◆ WORK TASK
Filter the material below down to the lines with the word "配置文件" and give those lines.

==== DATA FOR REVIEW ====

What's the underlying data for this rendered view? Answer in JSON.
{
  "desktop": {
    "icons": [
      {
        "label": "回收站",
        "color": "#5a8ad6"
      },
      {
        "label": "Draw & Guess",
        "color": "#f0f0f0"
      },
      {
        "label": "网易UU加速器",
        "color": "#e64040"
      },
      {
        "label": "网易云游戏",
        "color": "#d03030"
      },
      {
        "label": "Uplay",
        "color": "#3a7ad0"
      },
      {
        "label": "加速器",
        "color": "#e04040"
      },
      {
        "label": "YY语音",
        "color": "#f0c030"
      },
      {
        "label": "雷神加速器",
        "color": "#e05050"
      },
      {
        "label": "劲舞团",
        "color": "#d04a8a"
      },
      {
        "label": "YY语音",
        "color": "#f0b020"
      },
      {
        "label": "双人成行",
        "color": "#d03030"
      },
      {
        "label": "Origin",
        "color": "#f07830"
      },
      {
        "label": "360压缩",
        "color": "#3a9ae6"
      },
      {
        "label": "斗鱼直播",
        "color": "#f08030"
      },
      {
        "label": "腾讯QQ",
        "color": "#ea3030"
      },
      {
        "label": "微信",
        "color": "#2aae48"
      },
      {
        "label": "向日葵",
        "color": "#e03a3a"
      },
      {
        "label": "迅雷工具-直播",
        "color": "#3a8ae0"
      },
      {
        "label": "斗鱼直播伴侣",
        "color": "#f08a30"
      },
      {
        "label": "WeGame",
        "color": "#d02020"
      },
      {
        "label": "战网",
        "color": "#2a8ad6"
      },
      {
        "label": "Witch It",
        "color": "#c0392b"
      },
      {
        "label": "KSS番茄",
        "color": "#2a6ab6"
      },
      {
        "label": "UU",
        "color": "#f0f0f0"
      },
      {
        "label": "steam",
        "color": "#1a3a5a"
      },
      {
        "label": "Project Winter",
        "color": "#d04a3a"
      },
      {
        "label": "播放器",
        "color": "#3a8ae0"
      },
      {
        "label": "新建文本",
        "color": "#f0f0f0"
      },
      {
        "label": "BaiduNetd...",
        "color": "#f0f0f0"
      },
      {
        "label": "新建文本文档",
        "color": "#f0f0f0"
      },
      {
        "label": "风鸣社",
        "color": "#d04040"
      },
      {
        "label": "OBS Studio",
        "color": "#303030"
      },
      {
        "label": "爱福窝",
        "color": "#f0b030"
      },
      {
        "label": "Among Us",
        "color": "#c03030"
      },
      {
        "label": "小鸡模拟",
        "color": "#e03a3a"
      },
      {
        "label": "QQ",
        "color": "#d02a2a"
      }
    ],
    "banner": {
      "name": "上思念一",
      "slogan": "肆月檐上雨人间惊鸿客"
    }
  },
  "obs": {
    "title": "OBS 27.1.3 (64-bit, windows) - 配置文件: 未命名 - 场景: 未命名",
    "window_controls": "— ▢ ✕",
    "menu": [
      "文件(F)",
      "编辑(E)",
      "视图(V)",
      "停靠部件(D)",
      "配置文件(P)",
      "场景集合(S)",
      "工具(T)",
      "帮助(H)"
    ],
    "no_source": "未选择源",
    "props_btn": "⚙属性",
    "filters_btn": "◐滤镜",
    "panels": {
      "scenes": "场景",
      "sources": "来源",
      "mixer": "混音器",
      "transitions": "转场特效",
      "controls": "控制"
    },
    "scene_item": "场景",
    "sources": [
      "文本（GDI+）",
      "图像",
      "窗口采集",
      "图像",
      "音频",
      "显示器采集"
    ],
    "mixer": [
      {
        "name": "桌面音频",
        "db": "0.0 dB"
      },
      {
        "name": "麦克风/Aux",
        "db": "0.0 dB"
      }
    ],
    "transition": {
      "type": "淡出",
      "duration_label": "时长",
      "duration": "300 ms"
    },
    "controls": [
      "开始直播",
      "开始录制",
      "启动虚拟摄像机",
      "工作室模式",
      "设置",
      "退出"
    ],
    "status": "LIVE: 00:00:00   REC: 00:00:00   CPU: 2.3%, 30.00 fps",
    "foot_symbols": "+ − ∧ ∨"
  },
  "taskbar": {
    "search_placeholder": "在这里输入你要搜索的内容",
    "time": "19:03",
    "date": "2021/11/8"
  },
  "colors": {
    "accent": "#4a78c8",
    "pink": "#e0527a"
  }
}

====

◆ ANSWER AREA
    "title": "OBS 27.1.3 (64-bit, windows) - 配置文件: 未命名 - 场景: 未命名",
      "配置文件(P)",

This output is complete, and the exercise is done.